The Right to Vote: The Contested History of Democracy in the United States (Paperback)
Originally published in 2000, The Right to Vote was widely hailed as a magisterial account of the evolution of suffrage from the American Revolution to the end of the twentieth century. In this revised and updated edition, Keyssar carries the story forward, from the disputed presidential contest of 2000 through the 2008 campaign and the election of Barack Obama. The Right to Vote is a sweeping reinterpretation of American political history as well as a meditation on the meaning of democracy in contemporary American life.

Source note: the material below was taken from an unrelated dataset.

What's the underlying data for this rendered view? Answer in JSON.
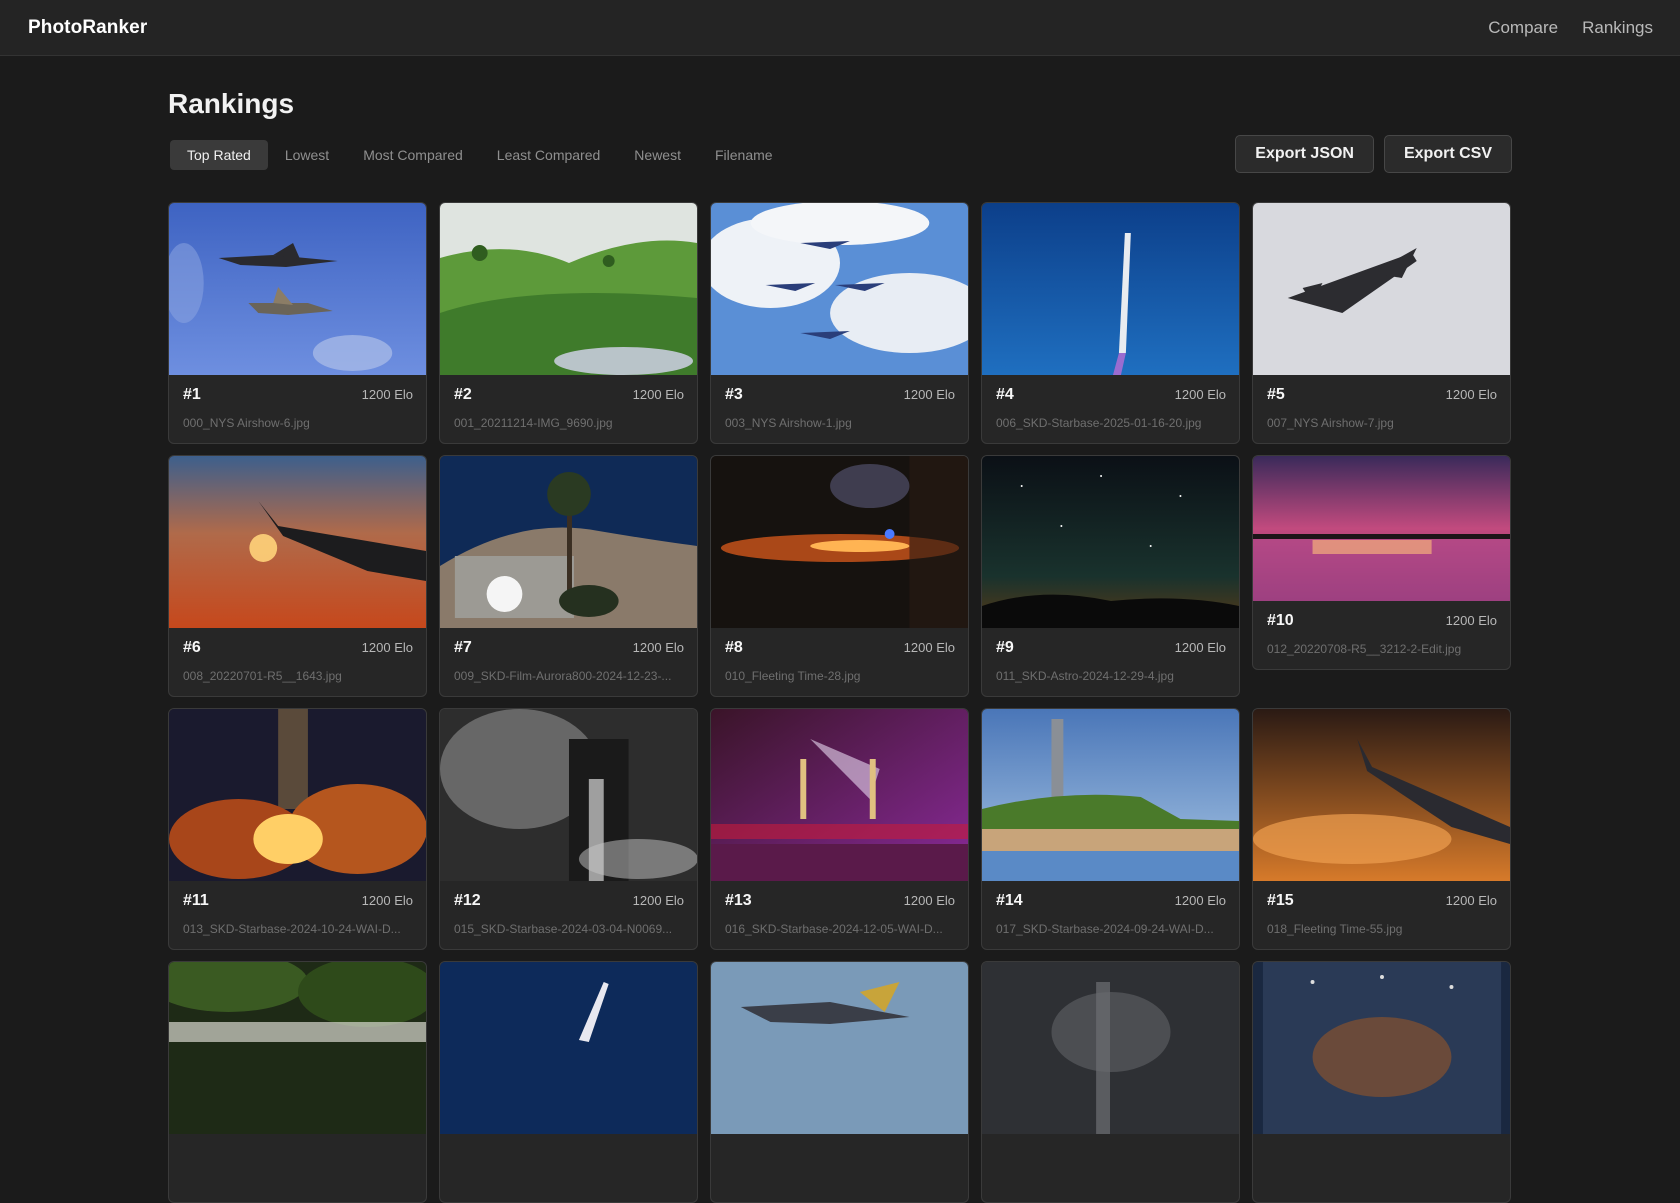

Alexander Keyssar is the Matthew W. Stirling, Jr., Professor of History and Social Policy at the Kennedy School of Government at Harvard. His 1986 book, Out of Work, was awarded three scholarly prizes, and his book, The Right to Vote, was named the best book in U.S. history by both the American Historical Association and the Historical Society; it was also a finalist for the Pulitzer Prize and the Los Angeles Times Book Award. He lives in Cambridge, Massachusetts.